Tuesday, June 7, 2011
In contempt of court
A man is helping police with their enquiries.
The Contempt of Court Act 1981 was designed to ensure before and during a trial, the press did not influence a jury or interfere with the proceedings.
Over the years the press have ignored this at their peril and faced hefty fines and some court cases have been re-run.
Judges who have issued injunctions use this Act to stop people spilling the beans. If Imogen Thomas told anyone CTB was Ryan Giggs she would be in contempt of court and would go to prison as well as be fined. And this is why she is gagged.
The Act was not intended to cover injunctions and hence we have this ludicrous situation where Judges and the Attorney General are holding thousands of Tweeters, bloggers, commentators and pub gossipers in contempt of court for even mentioning certain injunctions.
Contempt of Court 1981 Act: A summary
Contempt of court is where their is interference with the course of justice in particular legal proceedings regardless of intent to do so.
Interference can come from publication (speech, writing, cable programme service or other communication in whatever form), which is addressed to the public at large or any section of the public.
Here is how a Tweeter would defend themselves:
There is a defence of innocent publication or distribution as stated in the Act.
A person is not guilty of contempt of court under the strict liability rule as the publisher of any matter to which that rule applies if at the time of publication (having taken all reasonable care) he does not know and has no reason to suspect that relevant proceedings are active.
A person is not guilty of contempt of court under the strict liability rule as the distributor of a publication containing any such matter if at the time of distribution (having taken all reasonable care) he does not know that it contains such matter and has no reason to suspect that it is likely to do so.
Subject to this section a person is not guilty of contempt of court under the strict liability rule in respect of a fair and accurate report of legal proceedings held in public, published contemporaneously and in good faith.

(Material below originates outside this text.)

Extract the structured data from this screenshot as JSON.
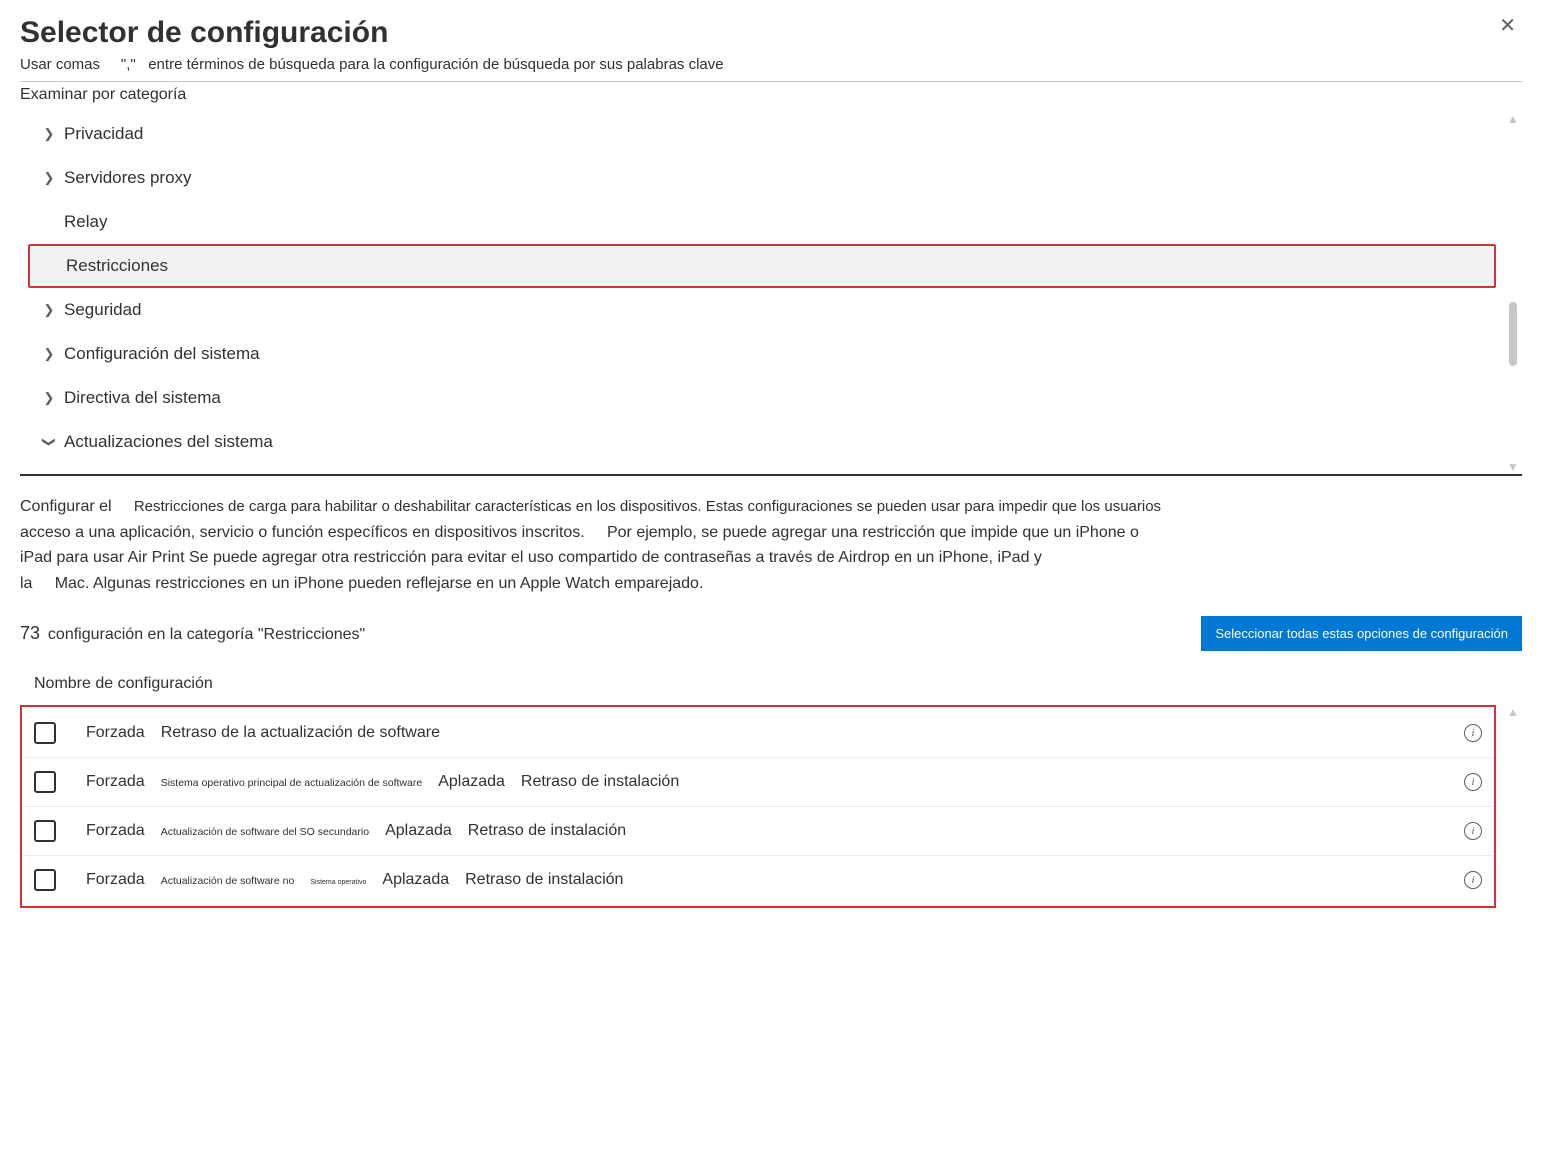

Discussion of public affairs: A publication made as or as part of a discussion in good faith of public affairs or other matters of general public interest is not to be treated as a contempt of court under the strict liability rule if the risk of impediment or prejudice to particular legal proceedings is merely incidental to the discussion.
So there you go.
The chance of a Tweeter being in contempt of court is minimal.
Which is a good thing because there are more serious crimes and legal matters that need sorting out.